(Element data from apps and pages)
==========
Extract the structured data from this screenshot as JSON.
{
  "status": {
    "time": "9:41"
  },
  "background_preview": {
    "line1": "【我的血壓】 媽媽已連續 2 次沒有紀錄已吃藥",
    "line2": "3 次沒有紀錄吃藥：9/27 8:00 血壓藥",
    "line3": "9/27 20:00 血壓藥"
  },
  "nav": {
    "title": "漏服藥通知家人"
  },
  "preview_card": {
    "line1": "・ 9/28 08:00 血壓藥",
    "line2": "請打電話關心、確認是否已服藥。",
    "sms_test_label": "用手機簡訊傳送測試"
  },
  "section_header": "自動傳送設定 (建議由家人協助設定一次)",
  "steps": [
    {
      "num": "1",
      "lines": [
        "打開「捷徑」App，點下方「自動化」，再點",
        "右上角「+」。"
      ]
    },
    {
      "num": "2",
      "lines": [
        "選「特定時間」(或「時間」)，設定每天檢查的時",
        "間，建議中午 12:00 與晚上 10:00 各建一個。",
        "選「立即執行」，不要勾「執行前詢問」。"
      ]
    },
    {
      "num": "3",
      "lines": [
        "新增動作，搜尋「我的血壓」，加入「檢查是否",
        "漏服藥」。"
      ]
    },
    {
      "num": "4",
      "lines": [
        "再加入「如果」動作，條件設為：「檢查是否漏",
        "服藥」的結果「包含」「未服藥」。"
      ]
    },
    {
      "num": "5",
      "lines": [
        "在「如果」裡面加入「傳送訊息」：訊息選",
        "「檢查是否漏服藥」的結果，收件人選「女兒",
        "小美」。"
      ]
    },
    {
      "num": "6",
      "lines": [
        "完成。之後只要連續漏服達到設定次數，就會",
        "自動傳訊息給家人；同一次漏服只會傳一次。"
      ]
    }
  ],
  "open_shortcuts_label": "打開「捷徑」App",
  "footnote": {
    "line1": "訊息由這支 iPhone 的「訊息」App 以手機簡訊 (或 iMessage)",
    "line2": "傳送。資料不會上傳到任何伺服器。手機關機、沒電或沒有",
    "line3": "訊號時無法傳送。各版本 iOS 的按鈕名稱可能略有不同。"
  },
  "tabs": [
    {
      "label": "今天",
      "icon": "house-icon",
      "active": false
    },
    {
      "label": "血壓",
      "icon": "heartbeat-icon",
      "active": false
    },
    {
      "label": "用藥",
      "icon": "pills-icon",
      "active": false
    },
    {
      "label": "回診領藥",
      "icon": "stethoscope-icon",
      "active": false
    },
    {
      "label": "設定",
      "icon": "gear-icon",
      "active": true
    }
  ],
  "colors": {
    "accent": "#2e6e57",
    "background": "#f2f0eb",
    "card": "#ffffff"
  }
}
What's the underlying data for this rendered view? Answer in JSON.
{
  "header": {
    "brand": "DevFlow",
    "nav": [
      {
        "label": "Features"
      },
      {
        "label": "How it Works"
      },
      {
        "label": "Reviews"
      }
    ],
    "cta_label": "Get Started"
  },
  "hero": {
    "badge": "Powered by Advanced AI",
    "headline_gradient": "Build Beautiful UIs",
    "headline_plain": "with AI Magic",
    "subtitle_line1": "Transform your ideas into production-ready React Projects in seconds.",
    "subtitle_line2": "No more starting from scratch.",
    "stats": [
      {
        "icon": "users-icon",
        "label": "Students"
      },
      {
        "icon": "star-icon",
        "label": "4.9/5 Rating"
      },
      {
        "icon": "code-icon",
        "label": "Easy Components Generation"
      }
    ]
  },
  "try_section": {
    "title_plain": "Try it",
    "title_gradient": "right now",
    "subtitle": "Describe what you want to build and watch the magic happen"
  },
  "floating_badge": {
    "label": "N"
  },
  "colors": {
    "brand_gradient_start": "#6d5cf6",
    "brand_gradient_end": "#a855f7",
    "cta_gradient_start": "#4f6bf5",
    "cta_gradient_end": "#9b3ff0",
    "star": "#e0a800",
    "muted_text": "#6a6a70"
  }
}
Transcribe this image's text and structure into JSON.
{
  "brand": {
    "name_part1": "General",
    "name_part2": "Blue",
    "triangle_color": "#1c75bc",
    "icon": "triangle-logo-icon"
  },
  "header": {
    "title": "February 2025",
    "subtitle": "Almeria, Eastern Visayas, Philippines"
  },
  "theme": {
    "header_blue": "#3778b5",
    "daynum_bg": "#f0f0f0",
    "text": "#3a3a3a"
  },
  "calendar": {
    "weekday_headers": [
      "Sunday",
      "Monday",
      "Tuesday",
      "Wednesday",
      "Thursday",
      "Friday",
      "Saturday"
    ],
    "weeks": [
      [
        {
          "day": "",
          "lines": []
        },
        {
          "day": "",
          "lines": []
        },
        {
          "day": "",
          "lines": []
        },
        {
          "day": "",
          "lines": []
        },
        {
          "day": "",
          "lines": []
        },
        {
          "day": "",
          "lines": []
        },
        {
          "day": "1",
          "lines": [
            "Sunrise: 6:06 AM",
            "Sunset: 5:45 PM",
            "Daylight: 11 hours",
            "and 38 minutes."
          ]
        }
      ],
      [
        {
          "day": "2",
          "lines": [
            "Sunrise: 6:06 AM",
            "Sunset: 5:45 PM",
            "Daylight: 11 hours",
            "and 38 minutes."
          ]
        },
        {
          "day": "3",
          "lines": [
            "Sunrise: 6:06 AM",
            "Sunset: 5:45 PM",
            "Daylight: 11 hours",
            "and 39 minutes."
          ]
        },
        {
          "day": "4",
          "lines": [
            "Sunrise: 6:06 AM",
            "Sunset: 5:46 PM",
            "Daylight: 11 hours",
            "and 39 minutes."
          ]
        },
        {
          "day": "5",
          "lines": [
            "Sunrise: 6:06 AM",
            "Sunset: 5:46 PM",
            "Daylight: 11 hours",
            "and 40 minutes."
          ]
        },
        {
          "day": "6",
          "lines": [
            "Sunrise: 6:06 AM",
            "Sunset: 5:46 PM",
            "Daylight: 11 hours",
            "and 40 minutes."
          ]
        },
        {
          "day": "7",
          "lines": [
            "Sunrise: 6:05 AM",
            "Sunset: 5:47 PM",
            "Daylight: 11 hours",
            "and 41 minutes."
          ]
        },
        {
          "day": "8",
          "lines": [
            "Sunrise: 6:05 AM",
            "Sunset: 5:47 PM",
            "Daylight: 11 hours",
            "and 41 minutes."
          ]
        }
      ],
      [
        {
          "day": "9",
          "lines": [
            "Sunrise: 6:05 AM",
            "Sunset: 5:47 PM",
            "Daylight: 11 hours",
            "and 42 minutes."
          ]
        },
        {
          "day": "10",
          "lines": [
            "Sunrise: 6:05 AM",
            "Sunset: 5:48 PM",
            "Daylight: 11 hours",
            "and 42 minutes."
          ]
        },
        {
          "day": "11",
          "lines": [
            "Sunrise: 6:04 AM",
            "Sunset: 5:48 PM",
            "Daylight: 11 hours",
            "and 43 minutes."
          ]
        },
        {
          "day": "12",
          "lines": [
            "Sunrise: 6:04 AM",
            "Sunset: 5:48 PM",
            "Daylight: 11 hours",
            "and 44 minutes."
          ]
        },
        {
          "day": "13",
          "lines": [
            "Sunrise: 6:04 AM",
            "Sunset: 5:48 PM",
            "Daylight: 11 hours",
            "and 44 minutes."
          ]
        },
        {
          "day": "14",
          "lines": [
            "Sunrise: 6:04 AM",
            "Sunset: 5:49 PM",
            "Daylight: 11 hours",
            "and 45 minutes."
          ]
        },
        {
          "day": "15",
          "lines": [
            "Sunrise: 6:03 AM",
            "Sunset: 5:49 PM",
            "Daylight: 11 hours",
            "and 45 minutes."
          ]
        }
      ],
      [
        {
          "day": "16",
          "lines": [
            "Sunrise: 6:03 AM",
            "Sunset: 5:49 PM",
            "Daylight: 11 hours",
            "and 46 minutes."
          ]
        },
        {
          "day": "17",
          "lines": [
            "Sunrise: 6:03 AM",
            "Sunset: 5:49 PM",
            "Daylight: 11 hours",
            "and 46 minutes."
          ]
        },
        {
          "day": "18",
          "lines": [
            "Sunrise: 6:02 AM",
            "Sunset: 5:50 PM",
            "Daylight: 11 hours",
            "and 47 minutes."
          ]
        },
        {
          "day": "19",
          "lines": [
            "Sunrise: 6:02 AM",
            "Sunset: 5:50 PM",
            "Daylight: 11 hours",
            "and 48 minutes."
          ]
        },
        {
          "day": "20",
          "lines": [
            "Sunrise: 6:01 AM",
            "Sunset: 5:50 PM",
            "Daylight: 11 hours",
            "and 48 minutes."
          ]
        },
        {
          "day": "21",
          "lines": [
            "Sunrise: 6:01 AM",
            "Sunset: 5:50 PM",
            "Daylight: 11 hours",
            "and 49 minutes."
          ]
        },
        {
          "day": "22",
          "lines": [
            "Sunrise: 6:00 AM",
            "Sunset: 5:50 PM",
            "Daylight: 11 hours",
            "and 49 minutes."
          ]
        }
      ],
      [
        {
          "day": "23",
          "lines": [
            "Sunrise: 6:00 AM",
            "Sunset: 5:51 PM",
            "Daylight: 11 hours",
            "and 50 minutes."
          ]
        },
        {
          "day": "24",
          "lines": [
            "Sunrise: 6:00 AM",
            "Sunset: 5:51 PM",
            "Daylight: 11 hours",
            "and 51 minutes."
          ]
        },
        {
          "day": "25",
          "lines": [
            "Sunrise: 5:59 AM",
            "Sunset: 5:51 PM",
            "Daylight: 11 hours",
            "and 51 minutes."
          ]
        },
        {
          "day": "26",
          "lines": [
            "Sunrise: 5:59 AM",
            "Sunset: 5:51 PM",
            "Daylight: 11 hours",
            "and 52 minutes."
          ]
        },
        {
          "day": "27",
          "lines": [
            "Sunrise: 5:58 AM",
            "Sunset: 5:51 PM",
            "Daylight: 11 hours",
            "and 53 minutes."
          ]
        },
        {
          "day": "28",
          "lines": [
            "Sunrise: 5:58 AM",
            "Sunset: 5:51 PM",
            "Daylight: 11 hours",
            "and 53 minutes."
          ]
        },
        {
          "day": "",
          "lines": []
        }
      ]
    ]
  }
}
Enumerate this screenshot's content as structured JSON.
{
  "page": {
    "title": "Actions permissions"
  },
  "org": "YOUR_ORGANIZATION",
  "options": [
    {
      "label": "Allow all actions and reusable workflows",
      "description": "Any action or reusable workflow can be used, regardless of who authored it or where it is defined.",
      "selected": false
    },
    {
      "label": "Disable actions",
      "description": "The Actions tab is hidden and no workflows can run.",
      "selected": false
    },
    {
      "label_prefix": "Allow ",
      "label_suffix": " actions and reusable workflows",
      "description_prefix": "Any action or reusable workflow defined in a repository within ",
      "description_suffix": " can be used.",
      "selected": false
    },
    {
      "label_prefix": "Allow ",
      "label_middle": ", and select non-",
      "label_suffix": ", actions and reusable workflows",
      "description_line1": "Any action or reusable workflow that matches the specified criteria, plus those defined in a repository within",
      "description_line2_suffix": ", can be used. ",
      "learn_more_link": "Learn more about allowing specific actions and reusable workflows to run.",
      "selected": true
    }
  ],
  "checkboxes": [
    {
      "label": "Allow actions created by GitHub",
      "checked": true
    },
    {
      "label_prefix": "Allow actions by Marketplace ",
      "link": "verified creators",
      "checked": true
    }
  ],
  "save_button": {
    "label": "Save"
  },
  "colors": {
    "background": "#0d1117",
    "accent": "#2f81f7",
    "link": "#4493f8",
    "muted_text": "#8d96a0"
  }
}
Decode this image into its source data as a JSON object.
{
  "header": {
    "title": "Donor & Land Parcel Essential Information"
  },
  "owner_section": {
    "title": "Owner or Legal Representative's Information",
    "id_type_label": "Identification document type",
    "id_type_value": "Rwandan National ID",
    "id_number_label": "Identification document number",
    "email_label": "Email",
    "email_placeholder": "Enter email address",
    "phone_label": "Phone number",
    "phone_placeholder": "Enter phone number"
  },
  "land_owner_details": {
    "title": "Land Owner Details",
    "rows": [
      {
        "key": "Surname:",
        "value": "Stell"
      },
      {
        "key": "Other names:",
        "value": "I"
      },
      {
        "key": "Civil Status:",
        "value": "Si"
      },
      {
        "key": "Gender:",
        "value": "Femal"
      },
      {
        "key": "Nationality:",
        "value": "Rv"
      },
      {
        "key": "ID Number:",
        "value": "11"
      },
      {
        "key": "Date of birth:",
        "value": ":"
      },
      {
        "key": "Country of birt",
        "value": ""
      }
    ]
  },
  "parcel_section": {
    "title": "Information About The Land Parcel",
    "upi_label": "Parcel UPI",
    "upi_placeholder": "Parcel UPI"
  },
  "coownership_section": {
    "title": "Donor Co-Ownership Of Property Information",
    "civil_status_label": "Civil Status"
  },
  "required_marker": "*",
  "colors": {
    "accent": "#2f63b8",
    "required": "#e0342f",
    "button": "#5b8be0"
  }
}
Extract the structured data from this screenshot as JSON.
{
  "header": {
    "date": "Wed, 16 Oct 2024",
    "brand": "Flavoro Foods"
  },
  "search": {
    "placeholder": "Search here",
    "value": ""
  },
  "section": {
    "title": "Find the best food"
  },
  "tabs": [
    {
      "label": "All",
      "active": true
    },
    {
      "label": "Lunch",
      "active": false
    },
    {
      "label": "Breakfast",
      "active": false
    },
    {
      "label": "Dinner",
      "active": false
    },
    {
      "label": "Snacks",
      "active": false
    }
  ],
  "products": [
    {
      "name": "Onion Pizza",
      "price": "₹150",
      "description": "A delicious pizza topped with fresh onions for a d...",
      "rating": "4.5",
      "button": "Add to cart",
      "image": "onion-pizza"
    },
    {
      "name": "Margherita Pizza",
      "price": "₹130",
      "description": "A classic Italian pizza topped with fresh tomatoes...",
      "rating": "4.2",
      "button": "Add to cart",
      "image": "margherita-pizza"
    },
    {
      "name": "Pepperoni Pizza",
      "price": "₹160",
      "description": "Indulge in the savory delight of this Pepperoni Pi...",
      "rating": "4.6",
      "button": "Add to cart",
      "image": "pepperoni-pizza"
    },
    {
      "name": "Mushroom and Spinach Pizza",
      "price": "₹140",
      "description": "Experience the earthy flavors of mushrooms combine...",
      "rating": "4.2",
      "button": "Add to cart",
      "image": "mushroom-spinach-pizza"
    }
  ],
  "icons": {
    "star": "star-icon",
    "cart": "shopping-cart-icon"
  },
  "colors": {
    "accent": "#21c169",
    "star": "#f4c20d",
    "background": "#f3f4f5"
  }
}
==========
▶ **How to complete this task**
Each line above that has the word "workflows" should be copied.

▶ **Task answer**
      "label": "Allow all actions and reusable workflows",
      "description": "The Actions tab is hidden and no workflows can run.",
      "label_suffix": " actions and reusable workflows",
      "label_suffix": ", actions and reusable workflows",
      "learn_more_link": "Learn more about allowing specific actions and reusable workflows to run.",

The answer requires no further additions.